While this represents a specifc example, caregivers can facilitate a similar “check-in” in whatever way works for them. Notably, Bonner says the focus should be on creating an atmosphere where asking for help is easy and comfortable.
The “check-in board” analogy also offers a good point about when it’s time to offer support to a caregiver or other loved one. While many people wait until someone is in the red box — or at their maximum stress level — to provide counsel, Bonner believes that reaching out when someone is showing initial signs of stress, or in the yellow or orange box, can prevent burnout from worsening.

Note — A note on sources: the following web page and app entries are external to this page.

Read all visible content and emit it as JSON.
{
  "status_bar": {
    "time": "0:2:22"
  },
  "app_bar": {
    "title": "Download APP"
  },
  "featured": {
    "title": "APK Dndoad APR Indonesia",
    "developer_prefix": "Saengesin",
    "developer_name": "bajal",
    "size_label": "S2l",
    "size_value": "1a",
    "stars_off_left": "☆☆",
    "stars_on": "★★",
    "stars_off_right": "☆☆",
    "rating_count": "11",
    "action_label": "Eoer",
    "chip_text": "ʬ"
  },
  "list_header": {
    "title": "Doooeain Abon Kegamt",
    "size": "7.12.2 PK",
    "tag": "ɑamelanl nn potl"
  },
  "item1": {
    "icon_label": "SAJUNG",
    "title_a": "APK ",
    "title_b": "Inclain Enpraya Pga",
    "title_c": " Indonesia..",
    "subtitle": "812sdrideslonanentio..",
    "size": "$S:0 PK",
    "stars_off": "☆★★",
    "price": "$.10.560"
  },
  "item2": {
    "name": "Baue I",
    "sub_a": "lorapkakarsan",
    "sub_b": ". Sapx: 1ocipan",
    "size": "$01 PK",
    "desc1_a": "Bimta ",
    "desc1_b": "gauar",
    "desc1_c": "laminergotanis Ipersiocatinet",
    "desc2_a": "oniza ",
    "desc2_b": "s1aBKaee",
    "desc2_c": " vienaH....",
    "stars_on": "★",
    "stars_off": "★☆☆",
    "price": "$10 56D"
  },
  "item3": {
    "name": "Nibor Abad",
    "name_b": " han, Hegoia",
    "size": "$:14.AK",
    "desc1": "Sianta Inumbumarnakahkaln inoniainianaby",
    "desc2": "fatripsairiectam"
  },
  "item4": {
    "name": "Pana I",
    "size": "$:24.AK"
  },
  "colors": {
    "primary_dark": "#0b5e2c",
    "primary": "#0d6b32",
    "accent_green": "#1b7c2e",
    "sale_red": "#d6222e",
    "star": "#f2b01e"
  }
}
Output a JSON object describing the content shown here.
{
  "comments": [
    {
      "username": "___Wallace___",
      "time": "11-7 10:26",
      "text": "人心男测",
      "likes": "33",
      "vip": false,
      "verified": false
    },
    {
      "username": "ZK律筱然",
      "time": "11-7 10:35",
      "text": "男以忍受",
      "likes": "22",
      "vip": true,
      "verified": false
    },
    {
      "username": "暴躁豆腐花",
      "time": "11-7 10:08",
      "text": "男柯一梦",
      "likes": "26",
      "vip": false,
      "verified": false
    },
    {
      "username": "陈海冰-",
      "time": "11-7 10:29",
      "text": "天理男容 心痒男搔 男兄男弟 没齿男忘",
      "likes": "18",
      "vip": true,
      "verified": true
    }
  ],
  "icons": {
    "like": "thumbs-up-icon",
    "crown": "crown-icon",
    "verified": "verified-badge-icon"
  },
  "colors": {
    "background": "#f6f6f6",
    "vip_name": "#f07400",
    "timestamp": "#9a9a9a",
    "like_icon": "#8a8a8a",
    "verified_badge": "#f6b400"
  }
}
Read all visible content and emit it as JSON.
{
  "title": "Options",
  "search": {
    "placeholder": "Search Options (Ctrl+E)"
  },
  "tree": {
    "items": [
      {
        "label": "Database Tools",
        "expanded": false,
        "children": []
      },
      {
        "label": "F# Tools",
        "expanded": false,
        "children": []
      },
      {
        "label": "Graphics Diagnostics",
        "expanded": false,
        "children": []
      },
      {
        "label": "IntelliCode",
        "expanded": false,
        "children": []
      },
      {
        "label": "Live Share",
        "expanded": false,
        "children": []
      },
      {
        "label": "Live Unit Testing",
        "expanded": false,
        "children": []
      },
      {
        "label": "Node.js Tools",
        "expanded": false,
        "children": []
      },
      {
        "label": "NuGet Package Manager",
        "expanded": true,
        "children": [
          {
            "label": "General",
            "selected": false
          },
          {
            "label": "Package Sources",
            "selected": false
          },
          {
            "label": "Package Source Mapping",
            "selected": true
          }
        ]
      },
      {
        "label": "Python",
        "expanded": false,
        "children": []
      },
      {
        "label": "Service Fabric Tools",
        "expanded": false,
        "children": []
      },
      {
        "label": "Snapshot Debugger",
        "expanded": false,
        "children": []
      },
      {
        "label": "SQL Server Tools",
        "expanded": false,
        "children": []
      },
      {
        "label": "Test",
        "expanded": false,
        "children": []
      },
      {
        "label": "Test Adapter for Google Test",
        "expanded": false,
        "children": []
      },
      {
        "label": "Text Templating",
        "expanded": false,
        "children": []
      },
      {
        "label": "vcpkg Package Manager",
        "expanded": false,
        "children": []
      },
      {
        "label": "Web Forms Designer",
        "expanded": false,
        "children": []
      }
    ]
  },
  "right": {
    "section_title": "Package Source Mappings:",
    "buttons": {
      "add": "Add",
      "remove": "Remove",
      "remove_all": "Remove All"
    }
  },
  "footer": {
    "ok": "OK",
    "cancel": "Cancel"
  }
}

6. Use the buddy system.
Often, caregivers don’t realize they’re becoming burnt out until exhaustion sets in all at once. To avoid this, Bonner suggests using the “buddy system,” or finding a close friend or family member who may recognize signs of stress more easily. This person can be a partner in the caregiver’s self-care journey, alerting them when it may be time to decompress.
7. Rely on trusted, accurate resources.
As the pandemic evolves and changes, it can be stressful to keep up with news about senior living visitation guidelines, local infection rates, vaccine information, and more. Having a few trusted sources — such as A Place for Mom’s COVID-19 and seniors page, the Centers for Disease Control, and state public health departments — can lessen this burden and ensure you know the latest recommendations for protecting yourself and your senior loved one.
-Republished from A Place For Mom, 2/2/21